Decorating with Your Own Art
Maybe you don’t have the budget to buy lots of well-recognized art for your walls, or perhaps you’re just the artistic type who would rather try to decorate your house on your own. Whatever the case, there are lots of options available for the woman who wants to spice up her pad with her original artwork, and even if you think you’re not an artist, you might surprise yourself at just how much you can do.
Photographs are a fantastically easy starting point from which you can head down a variety of artistic roads. One of my favorite things to do is to take an old, grainy snapshot portrait, perhaps of a young nephew playing on the beach or of two teenagers holding hands, scan it in at the absolute highest resolution possible (i.e. make it really gigantic), and then crop it down so that only a small part of the photo remains. When you’re done, you’ll have a big ultra close-up photo of just a smile, or just two hands intertwined, or whatever. You can then send away for a large print of your cropped photo (there are lots of online print services that will make single large prints for very little cost), and when it arrives you’ll be shocked at how cool it looks to have these extreme larger-than-life snippets of scenes on your wall. People will want to examine them in detail, and wonder at the bigger context behind the details.
Another fun photo project is to take a high-resolution photo (you’ll have to experiment with which one works best, try a few different ones), use your photo editing application to crop it into a perfect square, and then cut the square photo into 9 equal parts (three rows of three, as it were). Save each of the little square sections as a separate file, and upload those to be printed on 12-inch (30-cm) square paper. When the prints arrive, arrange them in the correct order on the wall, with an inch or two of space between all the sections. When you stand back, it creates a fantastic windowed effect. You can do this with whatever kind of photo you want, but in my experience it works best with black-and-white pictures, especially if the frames you choose for the prints have a simple black border. It makes a very striking and dramatic impression, especially the first time people see it.
If photography’s not really your idea of decor, there are plenty of other things you can do. Sketches or drawings can of course be fantastic, but if you’re not that great at visual art, you can opt for something a little more structured, involving the manipulation of wall color. Stencils kind of have a bad reputation because historically they have been excruciatingly cute and curly, but these days most craft stores carry an array of stencils with geometric or abstract shapes.
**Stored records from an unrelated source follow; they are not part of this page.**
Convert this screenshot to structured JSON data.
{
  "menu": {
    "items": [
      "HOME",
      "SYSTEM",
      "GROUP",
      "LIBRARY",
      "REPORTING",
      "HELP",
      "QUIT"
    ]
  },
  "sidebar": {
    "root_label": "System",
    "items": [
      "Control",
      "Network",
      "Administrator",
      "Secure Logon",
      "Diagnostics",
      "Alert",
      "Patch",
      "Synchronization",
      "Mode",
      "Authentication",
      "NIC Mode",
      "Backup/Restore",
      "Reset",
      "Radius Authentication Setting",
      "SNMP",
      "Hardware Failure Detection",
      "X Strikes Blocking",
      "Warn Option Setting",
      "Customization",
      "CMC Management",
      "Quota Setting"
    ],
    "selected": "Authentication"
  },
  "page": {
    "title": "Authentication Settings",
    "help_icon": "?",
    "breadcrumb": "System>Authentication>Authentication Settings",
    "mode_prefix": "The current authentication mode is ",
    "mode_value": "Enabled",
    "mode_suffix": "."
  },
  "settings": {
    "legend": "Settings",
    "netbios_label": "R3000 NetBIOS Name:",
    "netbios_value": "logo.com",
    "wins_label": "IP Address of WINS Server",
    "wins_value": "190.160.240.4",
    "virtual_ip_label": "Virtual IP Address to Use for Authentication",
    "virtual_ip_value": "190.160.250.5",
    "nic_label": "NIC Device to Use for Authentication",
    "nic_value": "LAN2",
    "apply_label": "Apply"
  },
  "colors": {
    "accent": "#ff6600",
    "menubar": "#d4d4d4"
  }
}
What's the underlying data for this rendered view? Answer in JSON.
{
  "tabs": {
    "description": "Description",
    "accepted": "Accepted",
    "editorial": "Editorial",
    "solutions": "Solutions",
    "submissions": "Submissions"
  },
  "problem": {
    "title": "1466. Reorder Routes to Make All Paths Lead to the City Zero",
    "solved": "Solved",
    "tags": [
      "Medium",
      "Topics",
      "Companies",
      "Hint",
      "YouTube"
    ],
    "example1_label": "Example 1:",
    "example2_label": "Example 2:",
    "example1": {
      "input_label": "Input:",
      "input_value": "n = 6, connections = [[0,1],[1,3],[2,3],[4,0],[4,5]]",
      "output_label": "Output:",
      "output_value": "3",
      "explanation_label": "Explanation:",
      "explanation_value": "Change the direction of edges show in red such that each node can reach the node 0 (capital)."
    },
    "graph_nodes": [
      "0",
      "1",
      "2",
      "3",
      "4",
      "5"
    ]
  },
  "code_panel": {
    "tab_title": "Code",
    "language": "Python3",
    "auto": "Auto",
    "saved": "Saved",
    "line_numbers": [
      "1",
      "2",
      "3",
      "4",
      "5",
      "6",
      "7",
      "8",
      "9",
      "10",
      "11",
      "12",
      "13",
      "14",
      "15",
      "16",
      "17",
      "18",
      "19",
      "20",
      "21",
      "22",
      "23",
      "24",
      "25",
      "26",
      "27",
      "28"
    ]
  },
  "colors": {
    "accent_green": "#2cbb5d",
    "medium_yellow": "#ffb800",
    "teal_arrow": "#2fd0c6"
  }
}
You can also buy sheets of plastic and make your own stencils, if you have a particular type of shape in mind. It doesn’t have to look cheesy or “craftsy,” and in fact, if you spend some time planning your design, you can make a fantastically complex feature wall that will amaze people when they see it. I have seen everything from checkerboard patterns to ornate forests of painted paisley, and they always stand out as being fresh and original.
Decorating your home can be expensive, but you can help keep costs down by doing the wall accents yourself. Not only will you save money, but in the end you’ll have a house reflective of your personal style, full of art you created with your own hands. You’ll never have to worry about having the same boring prints that everyone else has, and every time you see your work, you’ll be reminded of how you put your creativity to good use, which is a wonderful feeling.